On Sunday afternoon, Willy and I returned to this doorway-to-a-different-world after it had been camouflaged with zebra stripes. To our surprise, the same group of small children were still living down there. There are two main groups of street children. One are the harmless underground kids, who sleep in the sewers during the day so the police can't get at them. They do little more than beg until they have enough money for their daily food, glue and ganja. The second are the above-ground kids who function more as organized gangs. They can be involved in theft and violence, and some groups are extremely dangerous. After a brief conversation, Willy determined that these were the former and there were none of the latter nearby who might show up to cause trouble. Down we went.
I couldn't keep up with the small children who darted up a long pipeline, disappearing into the darkness. Willy and I are both over 6 feet tall, so we had to walk for about thirty meters in a squat position down a pipeline that was about 3 feet in diameter and pitch black. We carefully avoided the endless clumps of human excrement on the floor as they became illuminated by our mobile phones. Finally, we arrived in their den. It was an open space, about 6 cubic feet with a second, higher tunnel used for sleeping. The smell was so bad that both Willy and I gagged and nearly threw up. Once in their home, they treated us as honored guests, showing off their previously hidden glue bottles and a beautifully woven football they had just finished making out of rubbish and string. Dorota had prepared me with a loaf of bread, so I took it out and shared the slices. This time there was no grabbing, and each of our six child hosts politely said thank you for the gift. They remembered me from the night the older boys had shown up to steal a previous handout.
Willy began interviewing the children in their language, and I kept the camera rolling. We got some very important and powerful footage for our film, which we hope will raise awareness about the street children situation. A few people had seen us entering the sewer, and by now a crowd was gathering on the street above. There were cracks in the concrete above our heads and I could see the soles of their shoes. To the people above this was a novelty, and they found it hilarious that a mizungu (white person) was down in the sewer. Their taunts and laughter came pouring down on us like run-off from a storm, and it was ruining the interviews with these shy, soft-spoken children. My presence was endangering them, and some of the boys began to get nervous. Willy and I decided to get out straight away, before the police showed up. The children assured us that they would be safe, because the police would never come down into the dirty sewers just to get street children. I wondered.

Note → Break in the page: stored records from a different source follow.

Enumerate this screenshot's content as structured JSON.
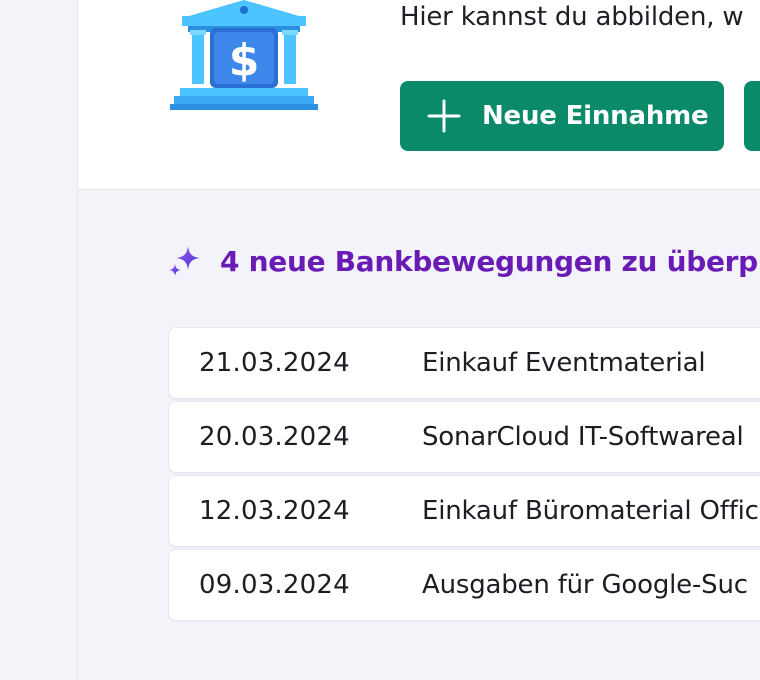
{
  "header": {
    "intro_text": "Hier kannst du abbilden, w",
    "primary_button_label": "Neue Einnahme"
  },
  "review": {
    "text": "4 neue Bankbewegungen zu überpr"
  },
  "transactions": [
    {
      "date": "21.03.2024",
      "description": "Einkauf Eventmaterial"
    },
    {
      "date": "20.03.2024",
      "description": "SonarCloud IT-Softwareal"
    },
    {
      "date": "12.03.2024",
      "description": "Einkauf Büromaterial Offic"
    },
    {
      "date": "09.03.2024",
      "description": "Ausgaben für Google-Suc"
    }
  ],
  "colors": {
    "accent_green": "#0b8a6a",
    "accent_purple": "#6a1bb6",
    "bank_blue": "#3aa0f0"
  },
  "icons": {
    "bank": "bank-dollar-icon",
    "plus": "plus-icon",
    "sparkle": "sparkle-icon"
  }
}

Willy and I emerged into bright sunlight and were greeted by the crowd of mocking and snickering faces. I gave the people the best ice-cold stare I could muster as we pushed through them. Willy and I walked off without looking back and passed a machine-gun toting policeman on his way to the scene. Once we were out of sight, we shook hands in sheer joy. We had accomplished something never before done.
I hope that by reading this, you will get some idea of what young children's lives are like in the streets, whether in Kigali or anywhere in the world. This context should also help you understand how important certain activities are for healing children who have been lucky enough to make it out of these situations and into centres like Les Enfants de Dieu. With that in mind, please enjoy this video of a day when Dorota and I let a group of former street children go completely crazy with musical instruments in a closed room at EDD. As you will see, the centre's accountant has been bringing her two sons to the centre with her on Wednesdays. They are well-educated, fun-loving Indian children, and have been getting along beautifully with the Rwandan children at the centre. This shows the importance of looking beyond the facade. Street children are just children. Thanks to Beyondo for always contributing their music without question to any of our projects.